This is Revel. He’s a wayfarer. A wanderer. He lives outside and avoids people for the most part. Let’s not call him a tramp because that wouldn’t have any romance in it. An anyway, he’s ever so pretty. In a damp hedgerow kind of way.
I had loads of fun with this, making him look a bit appealing, but still functional. (I enjoy solving problems about costume and possessions in character design, they’re problems I’m interested in that can easily be solved…) He also had to look a bit battered and run-down from all the sunlight. cold nights and dewy mornings.
Note the little drawing in the bottom left where I own up to this guy basically being my take on Snuffkin from the Moomins. Because I’d love to be Snuffkin from the Moomins. Who wouldn’t?
Certain things set down or being refined; how he wears his gear and in what order and layers.
Another stage of refining. I think the feedback was to not make him quite so weathered. (artists love drawing weathered and worn things, get them to draw something fresh or pristine and we struggle…) It might not be so obvious from the roughs but the cape is made of piece-meal bits of sackcloth.
First rough for final image. Standing stones close in.
Second rough for the final image composition, bit more space and the viewpoint slightly higher up.
A scan of the lineart drawn with a dip-pen (Tachikawa G nib like those ‘mangaka’, nib fans) and ink over pencil lines. You can see the carvings on the standing stones a bit better here than on the final image.
Watercolour greyscale texture painted on. Still imperfections in that and the linework at this stage before they got tweaked out in Photoshop. Not that any of them were huge and glaring at all, I just knew they were there, was all.
Quick grab of the colours going behind the art in Photoshop. I’ve had to make these darker to show, as the way they’re done translucently (I’m surprised the dictionary on my web browser has that as a word, I’m possibly even more impressed that it’s a word at all) in Photoshop means it hard to show them without them looking odd.

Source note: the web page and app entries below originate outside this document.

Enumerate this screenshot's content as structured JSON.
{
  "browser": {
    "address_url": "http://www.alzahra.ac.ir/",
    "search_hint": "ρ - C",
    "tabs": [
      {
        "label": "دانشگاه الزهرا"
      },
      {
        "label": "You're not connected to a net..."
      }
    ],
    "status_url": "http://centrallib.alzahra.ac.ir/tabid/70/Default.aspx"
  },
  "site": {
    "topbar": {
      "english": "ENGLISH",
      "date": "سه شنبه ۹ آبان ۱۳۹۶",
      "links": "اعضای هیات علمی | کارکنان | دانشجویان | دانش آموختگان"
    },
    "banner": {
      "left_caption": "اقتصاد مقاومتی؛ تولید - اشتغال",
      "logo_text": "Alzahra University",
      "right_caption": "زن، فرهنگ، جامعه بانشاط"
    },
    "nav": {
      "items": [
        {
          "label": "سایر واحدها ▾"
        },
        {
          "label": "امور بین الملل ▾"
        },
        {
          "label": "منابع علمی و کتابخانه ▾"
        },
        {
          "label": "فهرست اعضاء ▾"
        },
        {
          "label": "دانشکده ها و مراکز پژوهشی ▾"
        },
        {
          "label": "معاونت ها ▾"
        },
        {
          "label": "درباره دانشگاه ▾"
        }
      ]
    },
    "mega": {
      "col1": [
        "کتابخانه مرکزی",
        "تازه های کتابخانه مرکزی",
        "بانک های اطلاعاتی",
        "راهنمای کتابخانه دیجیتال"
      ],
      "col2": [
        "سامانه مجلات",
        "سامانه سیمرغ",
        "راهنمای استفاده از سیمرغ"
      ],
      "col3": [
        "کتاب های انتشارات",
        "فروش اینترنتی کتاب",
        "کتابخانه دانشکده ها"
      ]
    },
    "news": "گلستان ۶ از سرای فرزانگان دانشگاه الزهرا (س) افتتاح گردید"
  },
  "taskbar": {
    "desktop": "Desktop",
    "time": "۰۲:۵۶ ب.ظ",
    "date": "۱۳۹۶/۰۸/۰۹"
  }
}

The final again, just in case you’d forgotten what it looked like. The colour approach was – as with all the other images in this series – ‘limited palette’, which might make them look like a little bit of a non-event in the world of computer colouring where amazing levels of saturation abound, but the idea was to go for a more vintage look, with more restrained use of colour.
Next: the healer!